I still have bunches of my dyed, hand-spun yarn, and if I really feel a necessity for more black, I can get some Rit dye, spin up some more roving, and dye the yarn. It does not have to match exactly. It’s free form!
Here’s what I have so far…I thought that I was finished forever with French Knots after my foray into Santa sculpting, bit I find myself wanting them in this piece. They’re popular for a reason…they’re fun!
More green that my niece would have wanted, but I’m trying to keep that down, reaching more for the blue and purple shades.
This is a little of the detailing, with bullion stitches, and those tiny popcorn things I use for ” Feets” dolls. For those, I treble in a stitch, and slip stitch in the same stitch. You can go right into the next stitch with another, or break them up a bit, using single crochet stitches between them. These stitches are always worked from the wrong side of the fabric, so that the “puff” shows up on the right side.
The little green popping thing, lower left, is called a “dome.” for that, I made a magic ring, chained 3, and worked six double crochet stitches into the ring. Slip stitch to the top of the beginning chain, pull the magic ring closed, and you get a cool little dome to add on to, or pop into areas that need a little filling or texture. Alternately, if you’re not into the magic ring thing, you can chain 4, work six double crochet stitches into the fourth chain from the hook, and slip stitch into the top of the beginning chain. With this method, you’ll get a somewhat more pronounced center hole, but that’s easy to close up.

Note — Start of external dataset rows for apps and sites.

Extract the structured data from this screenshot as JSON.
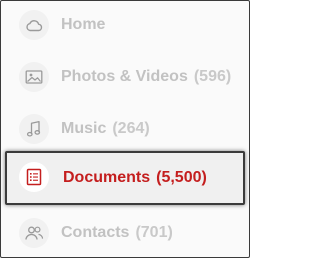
{
  "nav": {
    "items": [
      {
        "label": "Home",
        "count": "",
        "icon": "cloud-icon",
        "active": false
      },
      {
        "label": "Photos & Videos",
        "count": "(596)",
        "icon": "photo-icon",
        "active": false
      },
      {
        "label": "Music",
        "count": "(264)",
        "icon": "music-note-icon",
        "active": false
      },
      {
        "label": "Documents",
        "count": "(5,500)",
        "icon": "document-list-icon",
        "active": true
      },
      {
        "label": "Contacts",
        "count": "(701)",
        "icon": "contacts-icon",
        "active": false
      }
    ]
  },
  "colors": {
    "active_accent": "#c41e1e",
    "inactive_text": "#c2c2c2",
    "icon_gray": "#9a9a9a"
  }
}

Here we have more embellishments, with…now, I know there’s a name for that stitch, but I don’t know it, so I’m calling it my “Chauncey Stitch,” surrounding the purple circle with the green Peace sign, done in French Knots. A couple more of those cool dome things closed up some holes between motifs, and added some fun. Upper left, is a basic zig zag pattern in single crochet. I find myself doing a lot of stitching into front or back loops only, to add definition and even more texture.
This piece is still all wool, as it will be felted (or fulled, as it were) when I’m finished stitching. When I need smooth, I reach for the purchased wool I have in my stash, and when I don’t, I use my hand-spun yarns.
I’m having a blast with this piece, and it’s finally starting to form, to fly.
Back to the hooks! I’ll keep you posted….